And poor Pictosphere is trying to extort from the big boys: iPix and their ilk. Ain’t patents wonderful. The underlying math of mapping pixels from one space to another is in every graphics textbook around. I’m not “commercial” so I’m not going to worry (yet).

The web that will be

Kentfield map

It would be nice to have the web be the platform for software development, and after several years of the doldrums, the folks at Google and Yahoo! have grabbed the attention of developers everywhere. They are starting to share former secrets on development sites.

Some of the things that might make it happen for developers, now that the box has been opened again:


Web sites, such as Position Is Everything are continuing to expand the knowledge required to produce acceptable user interfaces in a web browser.

X Forms

Coming, eventually, to everyone. Now available as a Flash 6 plugin, or in Mozilla (beta). Watch this space. Or another X-language: Laszlo.

XPath and XQuery

There are commercial and open source XQuery servers now available, so getting simple access to XML databases of all kinds is getting easier. When all the web’s content is expressible as XML queries, what could happen? Ask Udell.

Ajax (asynchronous HTTP using Javascript)

The talk is heating up, and we’ll probably find that Ajax works its way into a slew of new possibilities.

REST (keep it simple web services)

REST is back because of Yahoo’s bold decision not to jump on the SOAP + WS-yada-yada-yada bandwagon.

Beyond HTML and Javascript, you get into the more robust and complicated platforms:

Java Web Start

Java is still out there as a client-side solution, even though Microsoft would wish it away. If it had a true open source following, which could happen any day now, Java Web Start could provide a way to build applications of arbitrary complexity deployed on any platform.

Servlet Engine in a Box

Using existing technologies it is pretty easy to package any application inside a desktop web application server and avoid all installation problems.

Mono (Cross-platform .NET)

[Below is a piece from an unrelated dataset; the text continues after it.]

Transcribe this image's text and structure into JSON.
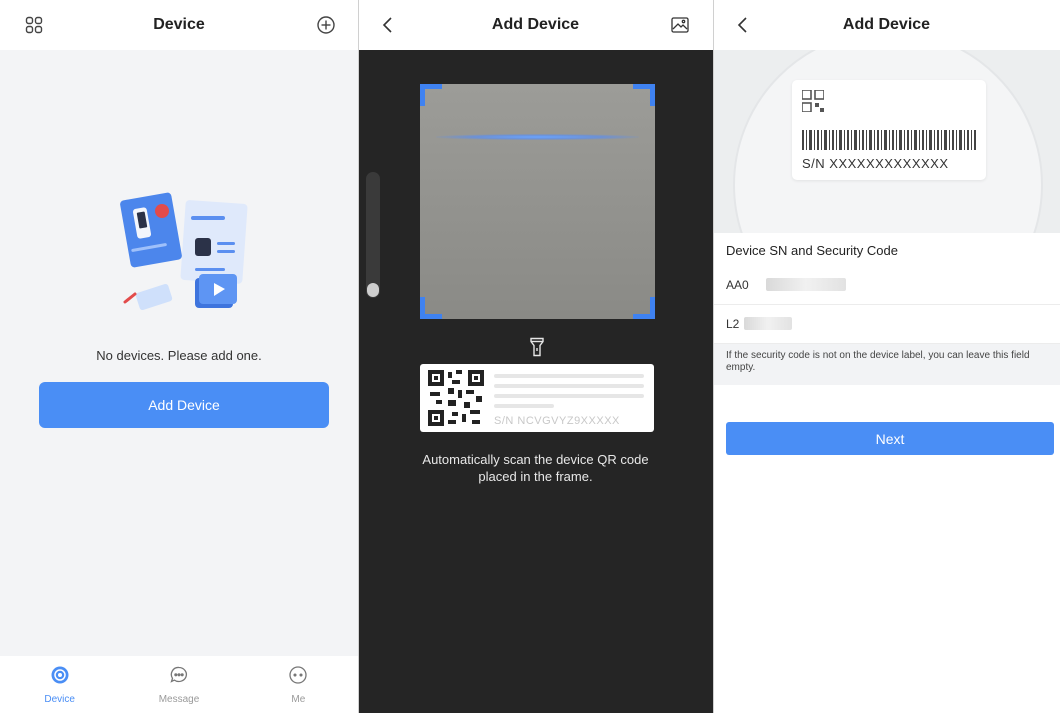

Using a cross-platform system with rich user interface and networking, the
mono project is trying to regain the write-once, deploy anywhere philosophy that Java first started.

The human landscape   Central do Brasil

I wanted to express my affiliation with observers of the edges of landscape. There is something deep and moving about understanding the contradiction between the smallness of the individual when seen in the context of a frontier landscape and the immense power that human civilization has had in changing the face of the planet. Some of the best observations of this dilemma can be seen in films of the last 50 years, when directors found the striking point of view of the wide angle lens.

J. B. Jackson was the premier American commentator on how our country’s unique cultural history, especially in the wild West, has evolved from its original inhabitants to the time of the automobile culture of the 20th century.

When and if I get the time, I want to go back to the films of John Ford.

Michelangelo Antonioni was one of the first filmmakers to understand how the landscape can frame human stories. His placement of troubled characters in abandoned, unexpected urban and desert locations highlights the universality of their plight.

Abbas Kiarostami’s 1997 film, Taste of Cherry, leads to contemplation on the meaning of human life in an era of ongoing sprawl and militarism.

Walter Salles’s recent pictures, Central do Brasil, Behind the Sun and the Motorcycle Diaries are other sources of contemplation on the “lost” places of human settlement and the exploitation of the subsistence workers who live on the edge.